The IFS can be illustrated with the Sierpinski Gasket by its insertion-rules, remember the copy machine of picture 02: a “starting”-square is replaced by three squares of half-size, one situated on the middle top, the other two on the left and right bottom. In the next step each of the three squares is replaced by another three shorter squares and so on. It is not the starting image, in this case a square that influences the resulting picture but the rules itself - see picture 16. The only difference lies in the detail, zooming in on the object will show the different starting objects, except after infinite iterations when those single objects turn to infinitely small ones. In the IFS, the transformation rules can also include rotation, reduction, enlargement, shear and similar rules, which are described in mathematics as affine linear transformations - see chapter “ |

picture 16: Sierpinski Gasket Each of the three lenses reduces the original image by one half. The squares produced by that are placed on the original square in form of a triangle. The result after many iterations shows a structure with the characteristics of the Sierpinski Gasket. For this resulting form, the parameters of the lenses, configurations, are important and not the original form. Therefore a similar Sierpinski Gasket can also be produced by using circles. |

It will require many iterations, runs of insertions, until the single objects, e.g. the rectangles of Barnsley's fern shown in picture 15, cannot be identified any more. In the case of the fern this will take about 50 iterations, which means that rectangles have to be drawn - , with “n” number of transformations, “m” number of iterations and “N” number of elements of the resulting object after “m” iterations[02] . Generating these 50 iterations takes a lot of time even with the assistance of the computer, therefore another method is chosen to get the resulting fern, the so-called " |

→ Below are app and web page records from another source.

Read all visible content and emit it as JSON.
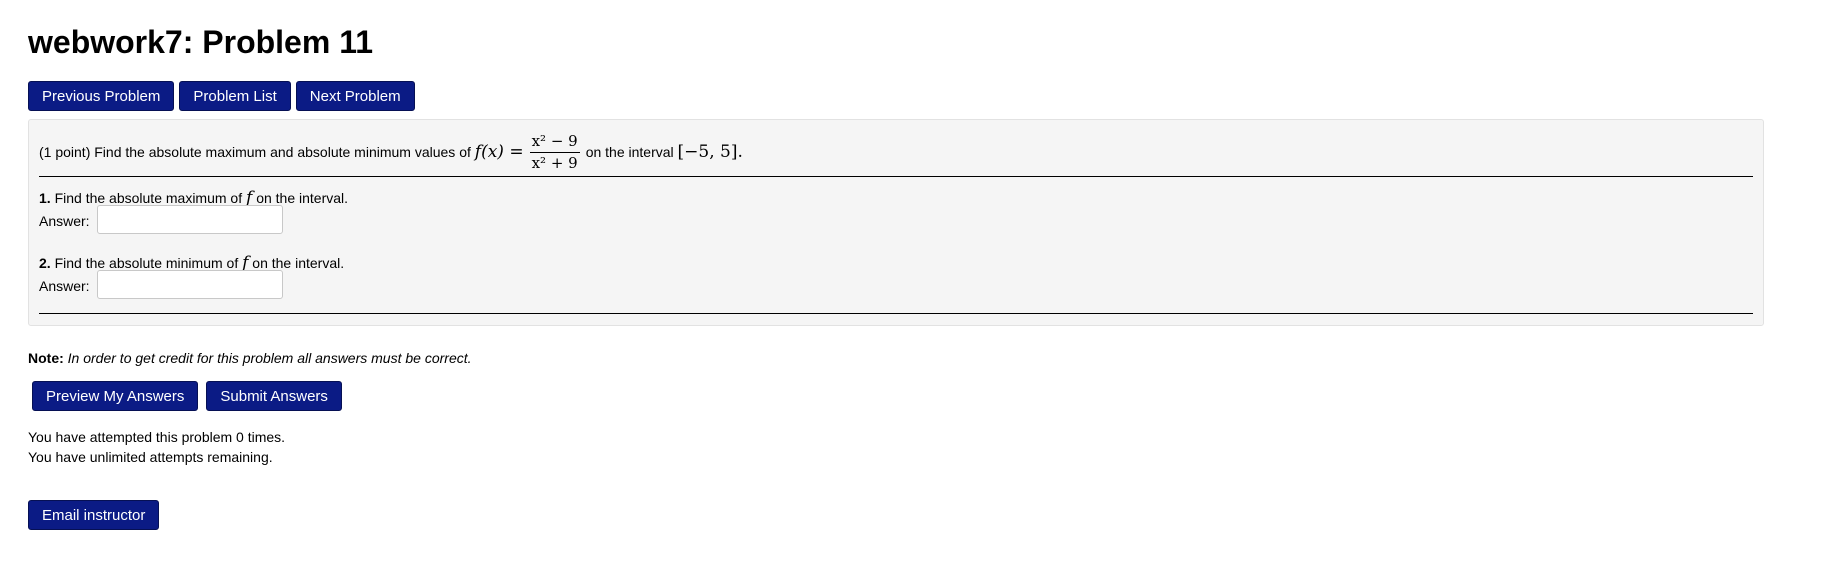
{
  "page": {
    "title": "webwork7: Problem 11"
  },
  "nav": {
    "previous_label": "Previous Problem",
    "list_label": "Problem List",
    "next_label": "Next Problem"
  },
  "problem": {
    "points": "(1 point)",
    "statement_pre": "Find the absolute maximum and absolute minimum values of",
    "function_lhs": "f(x) =",
    "fraction_numerator": "x² − 9",
    "fraction_denominator": "x² + 9",
    "statement_mid": "on the interval",
    "interval": "[−5, 5].",
    "questions": [
      {
        "number": "1.",
        "text_pre": "Find the absolute maximum of",
        "symbol": "f",
        "text_post": "on the interval.",
        "answer_label": "Answer:",
        "answer_value": ""
      },
      {
        "number": "2.",
        "text_pre": "Find the absolute minimum of",
        "symbol": "f",
        "text_post": "on the interval.",
        "answer_label": "Answer:",
        "answer_value": ""
      }
    ]
  },
  "note": {
    "label": "Note:",
    "text": "In order to get credit for this problem all answers must be correct."
  },
  "actions": {
    "preview_label": "Preview My Answers",
    "submit_label": "Submit Answers"
  },
  "attempts": {
    "line1": "You have attempted this problem 0 times.",
    "line2": "You have unlimited attempts remaining."
  },
  "email": {
    "label": "Email instructor"
  },
  "colors": {
    "button_bg": "#0b1b85",
    "panel_bg": "#f5f5f5"
  }
}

picture 17: Chaos Game with a fern The fern on the left side is produced by only four affine transformations, which are given in the table below. The figures are taken from the journal “Scientific American”[ |

Starting the chaos game means to choose any point on the plane and using one of the given functions after the other at random with marking all resulting points. Excluding the first points, where the system has to balance itself out first, will lead to the final IFS-picture. This final form, picture, of using the transformation-rules to is called the attractor of the system. For one and the same setup of an IFS there exists only one attractor, which means it will always lead to the same final picture. If we think about the important influence of the planning stage or the process used to develop a design for painting or architecture the IFS underlines the same large effect of starting rules on the resulting end product[04] . The transformation given above can also be expressed by a polar transformation as follows: |

Some sets of functions and the correspondent values, e.g. for a fern, can be found in "Scientific American”[05] . Representing the same fern in good quality on a television screen requires defining and fixing over a hundred thousand points. This means that if we find the set of functions, the algorithm, of objects we can reduce their quantity of information - this is important in the case of compressing pictures on the computer. How can we get the set of rules for any picture? We choose certain transformations, by trying out on the screen, and apply them to the original image. If they change the image only a little bit, then the resulting image formed by the transformations will be similar to the original one - we have found the right rules. |

## Footnotes[01] IFS which produce forms that look like real plants work like the copy machine, introduced in picture 02. In this sense they belong to the same category of true mathematical fractals as the Sierpinski Gasket. |